The Mets are in free fall.
I feel as though I’ve said this a few times over the past few seasons, but it feels more real than ever. The Mets are back to the mediocre, excruciating brand of baseball that has dominated the franchise’s history.
The nightmare scenario for the Mets is here. The pitching has fallen off a cliff and now has the worst ERA in all of baseball. Who would have predicted that in March? The bullpen has been a massive disappointment too, and with Jeurys Familia gone for quite a while, the ‘pen is crying for outside help.
The offense has finally come together as I have been predicting over the past few seasons, and has done so without the help of Yoenis Cespedes. In fact, the offense, for all its success, may still be the victim of some bad luck, as Maggie Wiggin laid out in her piece yesterday. But even if the offense further improves, it’s hard to see the team making any sort of noise without sudden major improvements by the starting pitching. Relief may soon be on the way with Steven Matz and Seth Lugo returning, but I wouldn’t hold my breath for them to save the season.
I’m not totally sold on the idea that the Mets are done, but I’m well aware of fans turning their attention back to the future. However, as is typical of Mets fans in times of crisis, the reaction has been rife with panic and irrational proposals.
Mets management certainly needs to clear house. The training staff must be fired. Terry Collins should probably join them. But the story is different for the actual roster.
It’s easy to second-guess the decision to build around young starting pitching, but it was the right decision, especially after getting solid performances out of Noah Syndergaard, Jacob deGrom, Matt Harvey, Zack Wheeler, and Steven Matz the last few years. It’s hard enough to get a bunch of good young players — hitters or pitchers — together at the same time. To take the risk of flipping them for offensive players who may also flop in the end adds another level of uncertainty. Some may argue that trading away some of the starting pitchers may be smarter because they are supposedly less risky than young hitters. At the same time, however, that’s also a strong argument in favor of stockpiling young pitchers. If one goes down with injury, wouldn’t you want a solid group behind him to pick up the slack?
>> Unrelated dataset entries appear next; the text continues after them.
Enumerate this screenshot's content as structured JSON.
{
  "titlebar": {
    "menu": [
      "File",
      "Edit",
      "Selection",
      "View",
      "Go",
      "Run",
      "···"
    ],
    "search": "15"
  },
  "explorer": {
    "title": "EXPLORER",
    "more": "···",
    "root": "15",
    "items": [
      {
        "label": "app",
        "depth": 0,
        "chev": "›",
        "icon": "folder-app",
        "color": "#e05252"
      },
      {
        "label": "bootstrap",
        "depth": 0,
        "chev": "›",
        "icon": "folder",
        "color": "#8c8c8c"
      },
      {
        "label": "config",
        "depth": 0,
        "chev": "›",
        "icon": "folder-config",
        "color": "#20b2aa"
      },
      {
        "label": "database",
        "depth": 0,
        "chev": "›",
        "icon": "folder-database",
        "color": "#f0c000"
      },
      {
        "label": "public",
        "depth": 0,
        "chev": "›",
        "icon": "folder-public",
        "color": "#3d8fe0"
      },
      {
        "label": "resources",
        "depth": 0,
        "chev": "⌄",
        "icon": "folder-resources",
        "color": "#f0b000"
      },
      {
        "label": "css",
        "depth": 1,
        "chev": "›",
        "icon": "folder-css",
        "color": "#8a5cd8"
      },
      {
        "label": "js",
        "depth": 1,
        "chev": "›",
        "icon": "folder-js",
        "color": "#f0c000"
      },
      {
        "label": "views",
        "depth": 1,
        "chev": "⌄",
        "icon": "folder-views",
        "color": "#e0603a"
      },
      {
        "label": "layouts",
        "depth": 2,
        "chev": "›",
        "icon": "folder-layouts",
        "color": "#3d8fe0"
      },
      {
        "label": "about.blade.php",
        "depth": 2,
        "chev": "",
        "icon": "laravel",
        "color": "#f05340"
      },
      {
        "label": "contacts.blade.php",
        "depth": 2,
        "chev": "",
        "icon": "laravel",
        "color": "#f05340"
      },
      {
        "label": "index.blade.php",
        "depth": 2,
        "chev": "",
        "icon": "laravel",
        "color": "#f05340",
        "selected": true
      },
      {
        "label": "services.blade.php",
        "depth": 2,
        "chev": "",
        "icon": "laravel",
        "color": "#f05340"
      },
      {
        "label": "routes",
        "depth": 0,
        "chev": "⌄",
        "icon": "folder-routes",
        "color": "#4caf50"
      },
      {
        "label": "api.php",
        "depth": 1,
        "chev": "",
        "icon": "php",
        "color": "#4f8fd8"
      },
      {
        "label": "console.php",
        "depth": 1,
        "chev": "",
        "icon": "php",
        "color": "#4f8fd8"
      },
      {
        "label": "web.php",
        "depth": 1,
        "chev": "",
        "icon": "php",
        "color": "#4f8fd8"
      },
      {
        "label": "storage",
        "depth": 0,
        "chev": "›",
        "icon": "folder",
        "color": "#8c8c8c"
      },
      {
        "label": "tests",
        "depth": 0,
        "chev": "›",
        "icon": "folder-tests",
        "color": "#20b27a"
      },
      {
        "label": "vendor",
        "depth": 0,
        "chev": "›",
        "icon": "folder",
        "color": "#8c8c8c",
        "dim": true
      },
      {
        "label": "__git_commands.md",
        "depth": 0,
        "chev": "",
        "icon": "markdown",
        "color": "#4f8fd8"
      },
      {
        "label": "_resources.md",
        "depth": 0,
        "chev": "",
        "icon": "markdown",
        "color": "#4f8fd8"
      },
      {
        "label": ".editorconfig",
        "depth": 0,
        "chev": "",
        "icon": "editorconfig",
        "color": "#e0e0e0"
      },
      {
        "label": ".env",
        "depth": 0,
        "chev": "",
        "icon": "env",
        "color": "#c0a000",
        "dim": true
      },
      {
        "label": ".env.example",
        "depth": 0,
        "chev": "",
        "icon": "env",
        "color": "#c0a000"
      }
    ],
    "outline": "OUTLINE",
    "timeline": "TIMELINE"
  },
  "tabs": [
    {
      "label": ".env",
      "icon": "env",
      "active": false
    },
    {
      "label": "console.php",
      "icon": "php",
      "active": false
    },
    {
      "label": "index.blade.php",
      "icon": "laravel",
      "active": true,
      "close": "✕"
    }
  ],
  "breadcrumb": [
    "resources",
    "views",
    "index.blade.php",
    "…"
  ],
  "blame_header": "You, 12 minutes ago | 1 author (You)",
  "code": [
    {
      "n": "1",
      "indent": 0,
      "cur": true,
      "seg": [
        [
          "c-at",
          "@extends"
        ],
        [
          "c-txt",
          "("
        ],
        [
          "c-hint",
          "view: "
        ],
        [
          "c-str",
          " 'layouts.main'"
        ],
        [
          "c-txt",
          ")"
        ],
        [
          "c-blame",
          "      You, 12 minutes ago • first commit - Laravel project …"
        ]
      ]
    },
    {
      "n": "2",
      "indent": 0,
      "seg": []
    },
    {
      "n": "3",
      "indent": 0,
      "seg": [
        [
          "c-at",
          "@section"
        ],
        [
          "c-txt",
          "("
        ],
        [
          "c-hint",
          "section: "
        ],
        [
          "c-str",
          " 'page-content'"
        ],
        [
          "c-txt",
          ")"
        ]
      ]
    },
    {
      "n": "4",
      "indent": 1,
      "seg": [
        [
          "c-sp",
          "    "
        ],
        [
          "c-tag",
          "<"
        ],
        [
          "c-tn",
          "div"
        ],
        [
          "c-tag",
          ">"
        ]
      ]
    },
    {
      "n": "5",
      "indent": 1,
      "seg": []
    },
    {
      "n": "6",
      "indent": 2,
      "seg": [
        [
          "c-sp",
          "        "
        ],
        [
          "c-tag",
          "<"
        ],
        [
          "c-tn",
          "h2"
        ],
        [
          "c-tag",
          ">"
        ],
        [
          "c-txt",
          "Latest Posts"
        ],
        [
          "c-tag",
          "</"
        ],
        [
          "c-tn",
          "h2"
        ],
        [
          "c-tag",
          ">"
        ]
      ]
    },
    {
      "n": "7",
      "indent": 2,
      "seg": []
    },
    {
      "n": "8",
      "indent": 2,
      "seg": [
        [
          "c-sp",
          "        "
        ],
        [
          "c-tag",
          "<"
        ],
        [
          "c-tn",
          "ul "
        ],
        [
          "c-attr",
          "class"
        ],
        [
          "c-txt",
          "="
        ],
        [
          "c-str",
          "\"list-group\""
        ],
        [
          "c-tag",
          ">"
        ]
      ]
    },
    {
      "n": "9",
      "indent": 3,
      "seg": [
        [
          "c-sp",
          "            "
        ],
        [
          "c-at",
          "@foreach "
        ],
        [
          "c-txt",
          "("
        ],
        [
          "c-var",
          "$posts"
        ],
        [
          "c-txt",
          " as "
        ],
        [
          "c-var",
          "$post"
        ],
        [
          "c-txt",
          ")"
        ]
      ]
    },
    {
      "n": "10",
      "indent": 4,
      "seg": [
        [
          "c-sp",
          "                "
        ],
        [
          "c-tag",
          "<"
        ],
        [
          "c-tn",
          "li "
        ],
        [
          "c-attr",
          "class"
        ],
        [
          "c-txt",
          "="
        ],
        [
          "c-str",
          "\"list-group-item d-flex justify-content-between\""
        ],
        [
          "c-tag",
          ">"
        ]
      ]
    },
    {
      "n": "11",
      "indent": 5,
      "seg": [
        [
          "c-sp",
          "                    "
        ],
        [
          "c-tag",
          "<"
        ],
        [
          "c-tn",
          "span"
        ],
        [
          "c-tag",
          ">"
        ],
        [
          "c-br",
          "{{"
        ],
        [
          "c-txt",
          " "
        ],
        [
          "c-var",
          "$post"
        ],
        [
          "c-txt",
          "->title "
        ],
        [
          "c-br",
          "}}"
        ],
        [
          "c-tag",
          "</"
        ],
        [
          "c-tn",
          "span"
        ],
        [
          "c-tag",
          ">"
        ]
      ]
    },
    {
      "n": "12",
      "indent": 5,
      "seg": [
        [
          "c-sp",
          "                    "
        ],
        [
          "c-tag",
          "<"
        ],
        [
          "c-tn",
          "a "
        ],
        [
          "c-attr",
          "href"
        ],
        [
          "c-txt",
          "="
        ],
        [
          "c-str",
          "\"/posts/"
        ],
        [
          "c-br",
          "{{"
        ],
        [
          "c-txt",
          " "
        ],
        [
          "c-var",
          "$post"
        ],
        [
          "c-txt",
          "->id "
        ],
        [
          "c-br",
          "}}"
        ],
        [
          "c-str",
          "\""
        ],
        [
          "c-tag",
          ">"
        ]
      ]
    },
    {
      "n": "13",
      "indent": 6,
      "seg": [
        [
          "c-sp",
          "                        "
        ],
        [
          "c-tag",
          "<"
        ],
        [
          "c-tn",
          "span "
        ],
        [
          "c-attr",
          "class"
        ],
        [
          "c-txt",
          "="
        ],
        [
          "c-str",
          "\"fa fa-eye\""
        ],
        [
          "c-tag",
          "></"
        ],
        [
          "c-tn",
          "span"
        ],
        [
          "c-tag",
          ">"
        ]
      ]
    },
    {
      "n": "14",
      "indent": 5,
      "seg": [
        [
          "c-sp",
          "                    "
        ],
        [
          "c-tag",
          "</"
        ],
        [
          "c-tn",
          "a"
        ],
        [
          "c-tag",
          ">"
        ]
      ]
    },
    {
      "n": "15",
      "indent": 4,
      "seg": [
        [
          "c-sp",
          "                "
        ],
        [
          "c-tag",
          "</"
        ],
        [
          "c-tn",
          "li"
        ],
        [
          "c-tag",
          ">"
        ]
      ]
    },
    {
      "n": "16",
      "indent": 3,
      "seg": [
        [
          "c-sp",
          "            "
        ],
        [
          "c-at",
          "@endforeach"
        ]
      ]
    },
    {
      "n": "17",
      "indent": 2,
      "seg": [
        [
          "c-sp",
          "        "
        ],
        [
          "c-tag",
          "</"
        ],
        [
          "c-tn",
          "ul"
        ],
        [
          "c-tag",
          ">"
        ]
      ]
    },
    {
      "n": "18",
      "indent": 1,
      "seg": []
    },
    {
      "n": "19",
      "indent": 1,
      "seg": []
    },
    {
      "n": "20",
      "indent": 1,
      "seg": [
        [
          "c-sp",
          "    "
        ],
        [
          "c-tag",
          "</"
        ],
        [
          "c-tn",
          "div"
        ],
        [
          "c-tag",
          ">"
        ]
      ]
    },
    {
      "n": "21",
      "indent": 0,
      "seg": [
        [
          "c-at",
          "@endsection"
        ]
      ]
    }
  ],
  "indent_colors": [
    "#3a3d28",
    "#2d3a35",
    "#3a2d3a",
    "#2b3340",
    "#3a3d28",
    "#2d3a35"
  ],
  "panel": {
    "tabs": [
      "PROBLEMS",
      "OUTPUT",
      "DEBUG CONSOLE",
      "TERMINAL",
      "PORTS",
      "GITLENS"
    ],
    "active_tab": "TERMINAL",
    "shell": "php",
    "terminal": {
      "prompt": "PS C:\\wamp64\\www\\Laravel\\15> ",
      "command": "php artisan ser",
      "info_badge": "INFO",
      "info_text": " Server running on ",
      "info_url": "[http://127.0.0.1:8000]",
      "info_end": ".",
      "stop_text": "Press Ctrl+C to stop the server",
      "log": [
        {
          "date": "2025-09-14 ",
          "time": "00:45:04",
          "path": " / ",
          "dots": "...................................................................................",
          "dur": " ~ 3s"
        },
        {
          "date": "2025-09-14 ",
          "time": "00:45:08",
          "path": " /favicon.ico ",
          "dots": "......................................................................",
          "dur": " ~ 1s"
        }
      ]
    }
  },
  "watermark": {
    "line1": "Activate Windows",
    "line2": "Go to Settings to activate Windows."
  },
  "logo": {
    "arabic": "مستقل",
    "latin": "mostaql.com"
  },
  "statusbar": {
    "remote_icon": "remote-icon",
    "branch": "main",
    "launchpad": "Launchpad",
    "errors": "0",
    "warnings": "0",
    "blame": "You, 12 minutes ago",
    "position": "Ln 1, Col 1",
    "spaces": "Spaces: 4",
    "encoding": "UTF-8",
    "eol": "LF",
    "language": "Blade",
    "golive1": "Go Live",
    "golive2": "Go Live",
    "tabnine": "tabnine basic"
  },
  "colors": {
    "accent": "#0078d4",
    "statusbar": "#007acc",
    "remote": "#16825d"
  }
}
Some will say they predicted all this, but those people did so irrationally. Nobody could have genuinely predicted star pitcher after star pitcher falling victim to injury or dramatic drops in performance all at the same time.
Sandy Alderson made mostly right calls, but sometimes the right calls don’t give you a winning ballclub in the end. Political or business leaders sometimes implement policy that was very smart at the time, but due to circumstances no one could rationally foresee, didn’t work. It may be tempting in this moment of frustration to want knee-jerk changes, that’s not going to help the Mets in the long-run.
Perhaps I’m preaching to the choir here, but there’s no need to break up this team. Noah Syndergaard will very likely continue to be a dominant force when he returns in a few months, as will Jeurys Familia. Michael Conforto is one of the best hitters on the planet right now. Odds are, at least some of the struggling starters will come around. Amed Rosario and Dominic Smith are killing it in Triple-A right now, looking more like MLB starters every day. In fact, as our own David Cassilo wrote yesterday, the immediate future — not five years from now — remains incredibly bright.